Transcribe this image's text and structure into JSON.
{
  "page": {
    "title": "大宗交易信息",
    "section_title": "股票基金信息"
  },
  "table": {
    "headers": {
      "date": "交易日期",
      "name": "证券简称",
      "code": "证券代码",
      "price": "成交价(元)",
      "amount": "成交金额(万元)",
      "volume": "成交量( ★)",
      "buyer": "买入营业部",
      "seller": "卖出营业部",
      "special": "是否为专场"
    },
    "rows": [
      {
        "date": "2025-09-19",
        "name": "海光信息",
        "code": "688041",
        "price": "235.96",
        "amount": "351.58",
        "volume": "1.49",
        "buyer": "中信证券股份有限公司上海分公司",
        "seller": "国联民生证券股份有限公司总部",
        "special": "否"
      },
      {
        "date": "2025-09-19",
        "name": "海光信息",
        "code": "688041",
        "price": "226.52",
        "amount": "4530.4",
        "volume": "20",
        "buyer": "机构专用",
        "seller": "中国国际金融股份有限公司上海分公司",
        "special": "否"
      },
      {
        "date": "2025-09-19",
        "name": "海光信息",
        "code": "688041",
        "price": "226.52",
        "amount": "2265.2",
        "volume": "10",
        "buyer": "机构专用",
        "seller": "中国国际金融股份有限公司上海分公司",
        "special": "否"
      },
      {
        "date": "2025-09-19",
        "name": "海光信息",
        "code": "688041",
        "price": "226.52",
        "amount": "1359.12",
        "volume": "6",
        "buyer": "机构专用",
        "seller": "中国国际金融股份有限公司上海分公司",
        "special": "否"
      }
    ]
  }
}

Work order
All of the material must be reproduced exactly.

Result of this task
Transcribe this image's text and structure into JSON.
{
  "page": {
    "title": "大宗交易信息",
    "section_title": "股票基金信息"
  },
  "table": {
    "headers": {
      "date": "交易日期",
      "name": "证券简称",
      "code": "证券代码",
      "price": "成交价(元)",
      "amount": "成交金额(万元)",
      "volume": "成交量( ★)",
      "buyer": "买入营业部",
      "seller": "卖出营业部",
      "special": "是否为专场"
    },
    "rows": [
      {
        "date": "2025-09-19",
        "name": "海光信息",
        "code": "688041",
        "price": "235.96",
        "amount": "351.58",
        "volume": "1.49",
        "buyer": "中信证券股份有限公司上海分公司",
        "seller": "国联民生证券股份有限公司总部",
        "special": "否"
      },
      {
        "date": "2025-09-19",
        "name": "海光信息",
        "code": "688041",
        "price": "226.52",
        "amount": "4530.4",
        "volume": "20",
        "buyer": "机构专用",
        "seller": "中国国际金融股份有限公司上海分公司",
        "special": "否"
      },
      {
        "date": "2025-09-19",
        "name": "海光信息",
        "code": "688041",
        "price": "226.52",
        "amount": "2265.2",
        "volume": "10",
        "buyer": "机构专用",
        "seller": "中国国际金融股份有限公司上海分公司",
        "special": "否"
      },
      {
        "date": "2025-09-19",
        "name": "海光信息",
        "code": "688041",
        "price": "226.52",
        "amount": "1359.12",
        "volume": "6",
        "buyer": "机构专用",
        "seller": "中国国际金融股份有限公司上海分公司",
        "special": "否"
      }
    ]
  }
}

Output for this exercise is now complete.